When you turn on your home’s faucets or showers, you expect to be greeted by clean water for drinking, bathing or cleaning. But when your home’s drinkable water (also referred to as potable water) comes in contact with other sources, it can contaminate your potable water supply.

To protect your home or business’ drinking water from contamination, you may need a plumber to install a backflow preventer. In our most recent blog, the plumbers at Edwards Royal Comfort discuss what backflow prevention is, how backflow preventers work and the benefits of installing one. For all of your home’s plumbing needs, including the installation of a backflow preventer, contact Edwards today.

How Does Backflow Occur?

Backflow occurs when the normal flow of water in your home’s pipes or plumbing system suddenly reverses directions. If this occurs, the clean water that you drink or shower with can come into contact with used water that may contain chemicals, bacteria and other harmful contaminants.

Without getting too technical, backflow occurs when different levels of pressure exist within two different points in a plumbing system, such as water of high pressure flowing to water of low pressure. Backflow typically results from one of two processes: backsiphonage and backpressure.

Without backflow preventers, both non-potable and potable water can be introduced into the drinking water system, which can be dangerous to those who drink or use the water.

Do You Need a Backflow Preventer?

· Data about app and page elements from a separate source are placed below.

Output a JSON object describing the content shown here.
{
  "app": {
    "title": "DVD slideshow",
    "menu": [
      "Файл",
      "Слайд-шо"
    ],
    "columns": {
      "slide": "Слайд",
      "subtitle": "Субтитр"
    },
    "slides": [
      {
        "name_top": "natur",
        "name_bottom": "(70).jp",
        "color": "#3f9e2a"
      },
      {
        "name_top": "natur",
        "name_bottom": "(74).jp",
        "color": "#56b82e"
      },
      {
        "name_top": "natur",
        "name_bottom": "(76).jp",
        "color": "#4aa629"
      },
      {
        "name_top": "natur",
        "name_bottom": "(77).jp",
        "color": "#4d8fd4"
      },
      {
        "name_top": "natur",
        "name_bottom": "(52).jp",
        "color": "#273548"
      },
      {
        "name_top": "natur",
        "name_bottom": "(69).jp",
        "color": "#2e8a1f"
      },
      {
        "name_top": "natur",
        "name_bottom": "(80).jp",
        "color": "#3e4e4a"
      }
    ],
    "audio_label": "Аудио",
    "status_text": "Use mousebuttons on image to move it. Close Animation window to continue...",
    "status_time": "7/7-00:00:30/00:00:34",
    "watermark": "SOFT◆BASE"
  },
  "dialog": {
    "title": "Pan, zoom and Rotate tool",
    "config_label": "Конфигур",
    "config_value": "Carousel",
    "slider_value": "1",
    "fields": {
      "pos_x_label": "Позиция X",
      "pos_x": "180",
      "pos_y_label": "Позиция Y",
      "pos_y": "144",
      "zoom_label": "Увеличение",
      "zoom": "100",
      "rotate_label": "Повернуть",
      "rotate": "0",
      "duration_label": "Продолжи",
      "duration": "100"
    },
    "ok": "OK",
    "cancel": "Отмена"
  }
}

Backflow preventers are devices that are installed on your home’s water pipes that only allow water to flow in one direction and not the opposite. Their purpose is to prevent drinking water from being contaminated with other sources because of backflow.

Backflow preventers are common in commercial settings, but some homes can also benefit from having one installed. The number-one reason to install a backflow preventer in a home is if you have a sprinkler system that cross-connects with the drinking water system.

If an event causes a drop in the water main’s pressure because of a nearby burst pipe or the use of a fire hydrant, the water pressure difference can cause contaminants to flow back through the sprinkler head, which can introduce fertilizer and pesticides into potable water.

In some cases, when a main water line break occurs, water is no longer being pushed forward into your home and will flow into the city water lines. This can contaminate the drinking water supply with:

  • Soap from sinks, showers and dishwashers
  • Human waste
  • Pesticides and fertilizers
  • Chlorine from pools

These contaminants and bacteria can lead to you or your neighbors becoming sick.

Benefits of Installing a Backflow Preventer

The number-one benefit of installing a backflow prevention device is to prevent backflow from contaminating your home’s drinking water supply. The backflow prevention device will stop water if it tries to flow backwards into the city’s main water supply.

Several states require homes and commercial businesses to install backflow prevention devices. Many newer homes already come equipped with one, especially those with a sprinkler system, which we discussed earlier.

Aside from the health of you and your loved ones, installing a backflow valve can prevent damaged pipes due to foreign materials flowing through them. Damaged pipes and contaminated water can lead to lengthy repairs that can leave your home without safe water for several days at a time.

Contact Edwards About Backflow Preventer Installation

If your home is older and you’re unsure whether it has a backflow prevention device, contact the licensed plumbers at Edwards Royal Comfort. We’ll inspect your plumbing system and help you decide whether a backflow prevention device is a good idea. 

If we inspect your home and find that you have a backflow prevention device in need of repairs, we can help with that as well. For all of your plumbing needs, from backflow prevention devices to tankless water heater services, contact Edwards Royal Comfort.